MATERIAL SUPPLIED:
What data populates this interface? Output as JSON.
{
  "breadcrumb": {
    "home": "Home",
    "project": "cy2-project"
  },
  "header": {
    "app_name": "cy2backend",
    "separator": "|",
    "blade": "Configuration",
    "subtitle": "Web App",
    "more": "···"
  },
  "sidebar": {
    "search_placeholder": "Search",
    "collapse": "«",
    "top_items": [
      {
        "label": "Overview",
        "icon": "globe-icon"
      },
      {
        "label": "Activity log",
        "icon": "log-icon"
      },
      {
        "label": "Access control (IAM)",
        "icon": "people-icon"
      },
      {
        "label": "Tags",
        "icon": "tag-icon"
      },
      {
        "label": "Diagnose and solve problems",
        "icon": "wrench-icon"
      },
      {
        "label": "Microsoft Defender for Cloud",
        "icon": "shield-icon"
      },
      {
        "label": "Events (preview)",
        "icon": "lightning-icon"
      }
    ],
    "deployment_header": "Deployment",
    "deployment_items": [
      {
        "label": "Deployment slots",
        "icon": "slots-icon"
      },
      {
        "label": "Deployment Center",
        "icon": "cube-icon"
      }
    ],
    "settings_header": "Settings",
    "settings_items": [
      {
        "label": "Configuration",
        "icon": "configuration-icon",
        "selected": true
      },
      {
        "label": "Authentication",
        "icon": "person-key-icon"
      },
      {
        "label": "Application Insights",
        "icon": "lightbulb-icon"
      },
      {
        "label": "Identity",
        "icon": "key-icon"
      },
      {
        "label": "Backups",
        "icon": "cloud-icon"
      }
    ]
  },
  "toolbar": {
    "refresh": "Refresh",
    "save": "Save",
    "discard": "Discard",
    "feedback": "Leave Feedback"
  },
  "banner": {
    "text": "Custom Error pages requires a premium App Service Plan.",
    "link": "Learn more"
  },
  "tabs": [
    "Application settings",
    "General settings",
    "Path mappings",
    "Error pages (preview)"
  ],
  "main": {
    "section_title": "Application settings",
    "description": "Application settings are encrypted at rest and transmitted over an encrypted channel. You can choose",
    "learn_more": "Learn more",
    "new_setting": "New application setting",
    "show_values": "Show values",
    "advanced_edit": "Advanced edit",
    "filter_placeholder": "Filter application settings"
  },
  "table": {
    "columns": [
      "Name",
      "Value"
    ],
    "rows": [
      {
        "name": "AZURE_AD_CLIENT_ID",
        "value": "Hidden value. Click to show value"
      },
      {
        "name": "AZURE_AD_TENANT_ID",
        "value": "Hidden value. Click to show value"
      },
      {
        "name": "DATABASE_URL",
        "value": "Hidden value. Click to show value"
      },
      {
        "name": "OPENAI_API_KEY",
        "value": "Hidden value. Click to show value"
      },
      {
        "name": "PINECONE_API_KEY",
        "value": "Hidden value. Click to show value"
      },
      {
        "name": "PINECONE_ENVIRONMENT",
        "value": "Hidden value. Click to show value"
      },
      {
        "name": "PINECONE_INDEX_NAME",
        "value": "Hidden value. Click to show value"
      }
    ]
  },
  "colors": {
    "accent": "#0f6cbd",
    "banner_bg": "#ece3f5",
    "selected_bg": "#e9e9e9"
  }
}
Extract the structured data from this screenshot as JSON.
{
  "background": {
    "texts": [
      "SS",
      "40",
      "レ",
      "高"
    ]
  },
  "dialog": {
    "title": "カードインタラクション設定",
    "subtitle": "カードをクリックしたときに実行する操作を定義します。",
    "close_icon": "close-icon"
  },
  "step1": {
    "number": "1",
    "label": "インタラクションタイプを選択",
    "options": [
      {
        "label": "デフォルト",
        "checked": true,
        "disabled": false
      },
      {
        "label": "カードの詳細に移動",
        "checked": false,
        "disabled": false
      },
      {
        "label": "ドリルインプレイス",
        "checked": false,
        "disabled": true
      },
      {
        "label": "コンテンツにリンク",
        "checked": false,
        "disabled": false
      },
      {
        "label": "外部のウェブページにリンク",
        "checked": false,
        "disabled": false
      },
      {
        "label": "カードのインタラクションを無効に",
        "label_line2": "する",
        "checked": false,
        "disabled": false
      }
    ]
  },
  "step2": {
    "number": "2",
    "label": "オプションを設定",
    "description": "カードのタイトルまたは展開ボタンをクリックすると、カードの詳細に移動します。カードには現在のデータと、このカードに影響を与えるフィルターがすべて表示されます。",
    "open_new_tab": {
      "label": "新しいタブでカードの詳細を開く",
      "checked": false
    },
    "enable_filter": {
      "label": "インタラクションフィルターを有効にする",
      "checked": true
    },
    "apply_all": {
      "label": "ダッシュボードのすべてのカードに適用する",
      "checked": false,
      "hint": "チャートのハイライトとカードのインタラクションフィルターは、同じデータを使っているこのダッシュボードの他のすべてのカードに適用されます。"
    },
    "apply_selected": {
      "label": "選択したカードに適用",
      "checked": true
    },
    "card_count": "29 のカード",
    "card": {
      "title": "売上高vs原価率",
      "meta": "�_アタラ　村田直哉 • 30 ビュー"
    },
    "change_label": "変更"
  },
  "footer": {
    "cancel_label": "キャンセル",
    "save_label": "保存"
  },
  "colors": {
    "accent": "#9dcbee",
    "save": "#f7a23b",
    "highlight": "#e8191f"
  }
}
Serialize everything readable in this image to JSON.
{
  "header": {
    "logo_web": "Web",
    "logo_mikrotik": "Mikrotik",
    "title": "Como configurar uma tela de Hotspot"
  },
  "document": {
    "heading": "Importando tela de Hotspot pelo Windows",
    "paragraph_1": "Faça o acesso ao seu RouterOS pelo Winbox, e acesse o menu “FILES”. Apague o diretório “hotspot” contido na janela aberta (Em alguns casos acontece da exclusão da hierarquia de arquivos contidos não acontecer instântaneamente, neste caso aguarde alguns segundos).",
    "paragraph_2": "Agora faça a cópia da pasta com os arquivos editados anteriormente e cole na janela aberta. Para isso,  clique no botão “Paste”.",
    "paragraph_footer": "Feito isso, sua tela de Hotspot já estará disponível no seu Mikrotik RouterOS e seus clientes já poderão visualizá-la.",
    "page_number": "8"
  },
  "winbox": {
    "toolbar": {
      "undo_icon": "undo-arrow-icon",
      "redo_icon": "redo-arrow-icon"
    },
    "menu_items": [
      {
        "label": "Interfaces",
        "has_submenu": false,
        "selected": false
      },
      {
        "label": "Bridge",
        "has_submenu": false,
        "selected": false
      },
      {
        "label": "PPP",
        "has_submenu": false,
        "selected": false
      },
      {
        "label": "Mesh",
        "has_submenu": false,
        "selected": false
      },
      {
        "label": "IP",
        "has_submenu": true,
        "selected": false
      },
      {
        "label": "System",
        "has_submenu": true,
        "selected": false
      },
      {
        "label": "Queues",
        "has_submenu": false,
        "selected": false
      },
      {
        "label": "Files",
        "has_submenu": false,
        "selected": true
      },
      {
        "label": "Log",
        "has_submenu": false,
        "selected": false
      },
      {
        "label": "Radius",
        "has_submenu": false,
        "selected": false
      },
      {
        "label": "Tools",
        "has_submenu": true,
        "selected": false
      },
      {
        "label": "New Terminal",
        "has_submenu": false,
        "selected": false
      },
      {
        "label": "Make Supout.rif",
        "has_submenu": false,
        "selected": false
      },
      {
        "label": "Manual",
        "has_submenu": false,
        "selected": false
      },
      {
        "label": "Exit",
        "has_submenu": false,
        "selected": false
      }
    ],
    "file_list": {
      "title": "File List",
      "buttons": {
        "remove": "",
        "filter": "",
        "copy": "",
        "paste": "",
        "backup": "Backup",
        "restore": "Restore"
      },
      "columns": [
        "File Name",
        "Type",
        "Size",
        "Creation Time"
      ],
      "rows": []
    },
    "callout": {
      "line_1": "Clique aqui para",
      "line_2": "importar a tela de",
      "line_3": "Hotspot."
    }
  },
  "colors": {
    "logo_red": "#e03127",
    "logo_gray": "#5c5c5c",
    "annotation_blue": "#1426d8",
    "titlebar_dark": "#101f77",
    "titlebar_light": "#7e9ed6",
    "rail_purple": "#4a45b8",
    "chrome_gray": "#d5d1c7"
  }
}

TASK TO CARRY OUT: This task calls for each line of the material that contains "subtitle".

RESPONSE TO THE TASK:
    "subtitle": "Web App",
    "subtitle": "カードをクリックしたときに実行する操作を定義します。",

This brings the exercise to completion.